(Web page and app entries)
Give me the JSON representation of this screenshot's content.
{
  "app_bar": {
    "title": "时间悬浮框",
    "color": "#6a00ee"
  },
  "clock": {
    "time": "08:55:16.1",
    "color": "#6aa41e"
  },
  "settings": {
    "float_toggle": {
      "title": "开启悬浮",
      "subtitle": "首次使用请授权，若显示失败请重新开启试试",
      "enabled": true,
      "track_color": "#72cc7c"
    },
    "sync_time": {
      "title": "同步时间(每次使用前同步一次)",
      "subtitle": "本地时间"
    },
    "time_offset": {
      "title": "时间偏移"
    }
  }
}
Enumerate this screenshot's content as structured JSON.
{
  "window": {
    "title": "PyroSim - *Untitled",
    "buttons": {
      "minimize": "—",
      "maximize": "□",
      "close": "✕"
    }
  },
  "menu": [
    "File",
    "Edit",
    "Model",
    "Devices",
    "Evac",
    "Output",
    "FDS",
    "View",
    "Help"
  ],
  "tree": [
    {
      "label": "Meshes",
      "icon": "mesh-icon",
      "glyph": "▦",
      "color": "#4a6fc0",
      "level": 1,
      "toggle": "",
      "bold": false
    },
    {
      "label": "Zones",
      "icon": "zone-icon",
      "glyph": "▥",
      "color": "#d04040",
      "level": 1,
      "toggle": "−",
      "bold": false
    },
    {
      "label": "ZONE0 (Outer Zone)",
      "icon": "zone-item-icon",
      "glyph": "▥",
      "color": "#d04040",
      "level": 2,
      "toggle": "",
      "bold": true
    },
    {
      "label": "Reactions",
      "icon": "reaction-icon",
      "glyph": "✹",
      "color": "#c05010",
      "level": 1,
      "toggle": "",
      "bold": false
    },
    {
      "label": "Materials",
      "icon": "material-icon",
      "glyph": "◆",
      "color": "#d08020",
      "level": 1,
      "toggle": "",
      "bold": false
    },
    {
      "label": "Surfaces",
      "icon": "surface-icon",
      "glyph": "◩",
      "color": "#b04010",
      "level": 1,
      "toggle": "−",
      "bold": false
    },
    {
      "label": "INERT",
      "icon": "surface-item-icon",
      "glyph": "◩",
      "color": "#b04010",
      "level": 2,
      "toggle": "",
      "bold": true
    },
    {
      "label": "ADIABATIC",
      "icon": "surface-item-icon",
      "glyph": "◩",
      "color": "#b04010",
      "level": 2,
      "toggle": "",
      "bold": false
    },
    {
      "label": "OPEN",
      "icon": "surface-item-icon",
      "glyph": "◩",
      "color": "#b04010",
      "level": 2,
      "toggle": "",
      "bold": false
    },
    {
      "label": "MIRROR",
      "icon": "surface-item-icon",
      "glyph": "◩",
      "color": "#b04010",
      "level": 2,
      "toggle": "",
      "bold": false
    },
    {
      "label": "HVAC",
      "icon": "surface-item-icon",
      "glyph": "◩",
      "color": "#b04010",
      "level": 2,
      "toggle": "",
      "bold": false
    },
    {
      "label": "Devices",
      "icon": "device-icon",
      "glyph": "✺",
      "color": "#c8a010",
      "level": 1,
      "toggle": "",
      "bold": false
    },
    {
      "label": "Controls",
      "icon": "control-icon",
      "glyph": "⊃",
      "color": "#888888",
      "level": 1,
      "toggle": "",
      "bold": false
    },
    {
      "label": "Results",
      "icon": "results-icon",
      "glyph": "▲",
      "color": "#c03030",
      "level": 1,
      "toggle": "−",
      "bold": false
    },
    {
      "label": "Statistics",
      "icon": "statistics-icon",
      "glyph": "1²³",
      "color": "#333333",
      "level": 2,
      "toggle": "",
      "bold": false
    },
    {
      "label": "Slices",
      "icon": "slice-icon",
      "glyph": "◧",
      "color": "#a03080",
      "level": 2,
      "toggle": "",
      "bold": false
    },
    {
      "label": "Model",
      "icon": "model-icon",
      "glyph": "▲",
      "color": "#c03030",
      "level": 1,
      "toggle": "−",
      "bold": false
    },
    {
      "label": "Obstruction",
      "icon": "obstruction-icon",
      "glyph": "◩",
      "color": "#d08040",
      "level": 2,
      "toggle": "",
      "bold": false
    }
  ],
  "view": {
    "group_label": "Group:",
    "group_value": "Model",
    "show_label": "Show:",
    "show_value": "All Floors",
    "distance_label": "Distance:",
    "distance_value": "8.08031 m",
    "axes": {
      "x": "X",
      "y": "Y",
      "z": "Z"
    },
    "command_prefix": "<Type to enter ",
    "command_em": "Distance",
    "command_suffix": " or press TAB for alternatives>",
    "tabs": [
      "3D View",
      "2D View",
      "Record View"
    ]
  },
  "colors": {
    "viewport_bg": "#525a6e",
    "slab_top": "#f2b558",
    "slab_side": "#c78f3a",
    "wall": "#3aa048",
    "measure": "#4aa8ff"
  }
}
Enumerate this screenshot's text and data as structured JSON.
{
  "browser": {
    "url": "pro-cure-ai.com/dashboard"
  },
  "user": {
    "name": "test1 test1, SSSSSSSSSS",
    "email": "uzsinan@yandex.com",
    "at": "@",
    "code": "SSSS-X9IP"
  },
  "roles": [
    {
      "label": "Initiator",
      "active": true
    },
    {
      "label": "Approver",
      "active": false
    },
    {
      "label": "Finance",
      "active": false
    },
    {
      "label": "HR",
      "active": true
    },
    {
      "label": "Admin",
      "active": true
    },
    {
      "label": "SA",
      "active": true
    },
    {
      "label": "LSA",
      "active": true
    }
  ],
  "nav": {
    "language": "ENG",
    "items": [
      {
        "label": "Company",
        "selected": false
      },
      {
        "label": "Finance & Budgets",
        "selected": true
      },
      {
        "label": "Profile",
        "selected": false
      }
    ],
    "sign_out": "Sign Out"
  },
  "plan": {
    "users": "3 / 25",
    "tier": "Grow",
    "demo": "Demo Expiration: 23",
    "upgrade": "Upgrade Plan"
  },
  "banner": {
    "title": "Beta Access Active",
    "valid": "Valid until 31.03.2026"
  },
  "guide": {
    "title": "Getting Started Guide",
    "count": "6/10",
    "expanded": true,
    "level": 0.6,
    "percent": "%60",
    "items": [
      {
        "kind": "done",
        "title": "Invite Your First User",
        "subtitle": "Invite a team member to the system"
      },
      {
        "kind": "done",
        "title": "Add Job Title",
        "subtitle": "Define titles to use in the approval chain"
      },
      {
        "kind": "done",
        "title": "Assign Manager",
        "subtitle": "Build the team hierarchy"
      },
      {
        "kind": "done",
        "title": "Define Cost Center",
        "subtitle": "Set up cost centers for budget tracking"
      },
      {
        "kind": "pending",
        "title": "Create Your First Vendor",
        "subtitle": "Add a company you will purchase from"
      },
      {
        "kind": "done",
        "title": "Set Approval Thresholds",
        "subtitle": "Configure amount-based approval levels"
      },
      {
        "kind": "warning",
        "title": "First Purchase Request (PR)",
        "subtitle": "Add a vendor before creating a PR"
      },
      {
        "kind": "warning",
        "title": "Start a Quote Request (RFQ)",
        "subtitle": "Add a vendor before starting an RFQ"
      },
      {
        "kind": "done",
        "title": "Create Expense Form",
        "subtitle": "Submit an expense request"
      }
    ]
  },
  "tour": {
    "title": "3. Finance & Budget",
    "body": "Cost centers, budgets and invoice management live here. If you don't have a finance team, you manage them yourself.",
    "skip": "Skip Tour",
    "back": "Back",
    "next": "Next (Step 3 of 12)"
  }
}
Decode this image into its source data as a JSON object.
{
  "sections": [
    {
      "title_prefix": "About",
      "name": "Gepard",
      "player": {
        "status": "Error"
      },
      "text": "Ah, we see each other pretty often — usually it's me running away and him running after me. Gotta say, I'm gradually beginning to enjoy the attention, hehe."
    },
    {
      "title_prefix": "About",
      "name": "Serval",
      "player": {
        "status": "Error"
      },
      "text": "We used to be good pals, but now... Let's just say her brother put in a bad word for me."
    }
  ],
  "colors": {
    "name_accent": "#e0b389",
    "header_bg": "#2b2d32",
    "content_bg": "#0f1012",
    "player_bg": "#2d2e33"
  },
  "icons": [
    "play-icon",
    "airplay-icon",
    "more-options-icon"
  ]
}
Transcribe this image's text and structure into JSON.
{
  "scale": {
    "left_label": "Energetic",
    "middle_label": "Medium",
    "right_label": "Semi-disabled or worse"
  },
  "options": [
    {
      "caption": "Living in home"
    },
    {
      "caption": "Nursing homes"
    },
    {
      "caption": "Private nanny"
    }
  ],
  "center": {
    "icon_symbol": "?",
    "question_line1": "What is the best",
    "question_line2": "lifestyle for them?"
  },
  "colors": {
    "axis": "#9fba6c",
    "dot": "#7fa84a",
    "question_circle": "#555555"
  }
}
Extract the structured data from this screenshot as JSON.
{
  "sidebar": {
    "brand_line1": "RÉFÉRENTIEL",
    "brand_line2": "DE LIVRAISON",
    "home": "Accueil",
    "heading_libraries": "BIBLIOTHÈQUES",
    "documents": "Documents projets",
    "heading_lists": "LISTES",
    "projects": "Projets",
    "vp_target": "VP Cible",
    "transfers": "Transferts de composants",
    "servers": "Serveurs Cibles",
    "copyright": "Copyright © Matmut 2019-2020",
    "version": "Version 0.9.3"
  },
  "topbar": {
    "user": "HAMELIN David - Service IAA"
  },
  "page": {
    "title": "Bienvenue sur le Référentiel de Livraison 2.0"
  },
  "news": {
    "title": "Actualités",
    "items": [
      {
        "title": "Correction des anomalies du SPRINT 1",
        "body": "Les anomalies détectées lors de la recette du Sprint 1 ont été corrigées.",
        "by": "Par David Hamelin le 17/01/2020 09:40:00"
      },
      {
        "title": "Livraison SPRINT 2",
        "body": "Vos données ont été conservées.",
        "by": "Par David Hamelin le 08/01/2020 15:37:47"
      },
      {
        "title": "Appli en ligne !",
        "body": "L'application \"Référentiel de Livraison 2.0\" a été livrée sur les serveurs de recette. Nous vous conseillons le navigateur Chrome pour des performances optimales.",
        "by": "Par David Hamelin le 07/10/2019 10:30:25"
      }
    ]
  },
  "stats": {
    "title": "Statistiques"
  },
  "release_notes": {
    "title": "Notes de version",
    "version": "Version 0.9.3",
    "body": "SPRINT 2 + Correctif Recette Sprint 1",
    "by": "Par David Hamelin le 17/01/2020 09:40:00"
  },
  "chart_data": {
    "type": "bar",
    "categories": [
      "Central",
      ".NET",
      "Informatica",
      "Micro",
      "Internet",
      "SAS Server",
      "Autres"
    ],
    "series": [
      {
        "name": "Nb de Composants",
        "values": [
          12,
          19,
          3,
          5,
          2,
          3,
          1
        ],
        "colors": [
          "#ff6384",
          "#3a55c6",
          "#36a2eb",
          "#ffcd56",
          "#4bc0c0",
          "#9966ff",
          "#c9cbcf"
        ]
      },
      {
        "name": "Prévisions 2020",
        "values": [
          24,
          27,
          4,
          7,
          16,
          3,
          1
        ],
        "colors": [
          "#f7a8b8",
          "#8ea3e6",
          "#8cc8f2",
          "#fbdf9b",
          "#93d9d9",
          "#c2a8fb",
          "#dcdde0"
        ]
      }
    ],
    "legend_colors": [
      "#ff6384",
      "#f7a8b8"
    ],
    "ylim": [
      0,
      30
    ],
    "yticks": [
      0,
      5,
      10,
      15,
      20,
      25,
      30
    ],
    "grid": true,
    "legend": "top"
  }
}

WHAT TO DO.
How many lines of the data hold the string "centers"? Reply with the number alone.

SOLUTION.
2